In the July 24 issue (PNAS 2012, 109, 11933), the synthesis of the first iron(V) complex with both oxo and imido ligands was reported, and its structure was deduced from a combination of UV-vis, resonance Raman, Mössbauer, EPR and mass spectral data. It is only the second oxoiron(V) complex to be characterized and is unique in having a neutral tetramethylcyclam (TMC) supporting ligand. By contrast, the first example has a tetraanionic macrocylic ligand to support and stabilize the oxoiron(V) unit. Thus, in the present case, the stabilization of the iron(V) state derives from the trans oxo and imido ligands. This paper is the culmination of efforts of three postdoctoral associates, Xiaopeng Shan, Adam Fiedler, and Kathy Van Heuvelen, and collaborators at Carnegie Mellon, Professors Eckard Münck and Emile Bominaar, Raymond De Hont, and Katlyn Meier. Graphic A
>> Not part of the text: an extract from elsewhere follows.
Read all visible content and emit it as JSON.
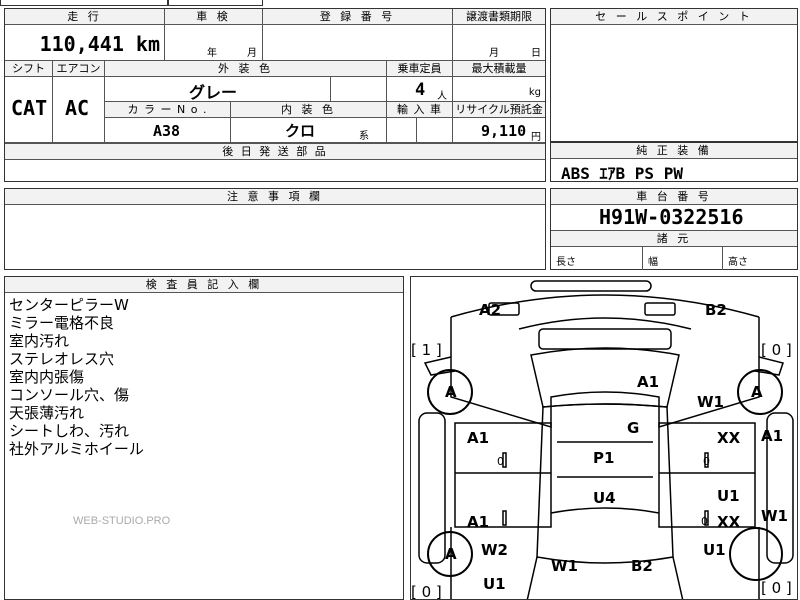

In the September 4 issue (PNAS 2012, 109, 14326), magnetic circular dichroism (MCD) studies on [FeIV(O)(TMG3tren)]2+ were reported in collaboration with the group of Professor Edward Solomon at Stanford University. This first example of a high-spin oxoiron(IV) complex to be characterized by X-ray crystallography serves to model corresponding transient intermediates trapped in enzymes by rapid-freeze-quench methods. [FeIV(O)(TMG3tren)]2+ can carry out intermolecular attack of the C-H bonds of added substrates, as well as intramolecular attack of a methyl group on the supporting tripodal ligand. This article presents detailed spectroscopic and high-level computational studies on the S = 2 FeIV=O center that define the nature of its frontier molecular orbitals (FMOs) and rationalize its reactivity in cleaving C-H bonds. Interestingly, because of limited access to the Fe=O unit, attack of an external substrate must occur along the Fe=O axis and involve the σ* FMO. On the other hand, the constraints imposed by the ligand architecture allow intramolecular attack of a ligand methyl group to occur only perpendicular to the Fe=O unit and must involve a π* FMO. Importantly, it is found that both π * and σ * reaction trajectories have comparable activation barriers and, in both cases, the FeIV=O unit acquires significant oxyl character, i.e. more FeIII-O•-like, as it elongates along the reaction coordinate towards the transition state. This difference in orientation may account for the different reactivities associated with the S = 2 FeIV=O unit in different enzyme active sites. Graphic B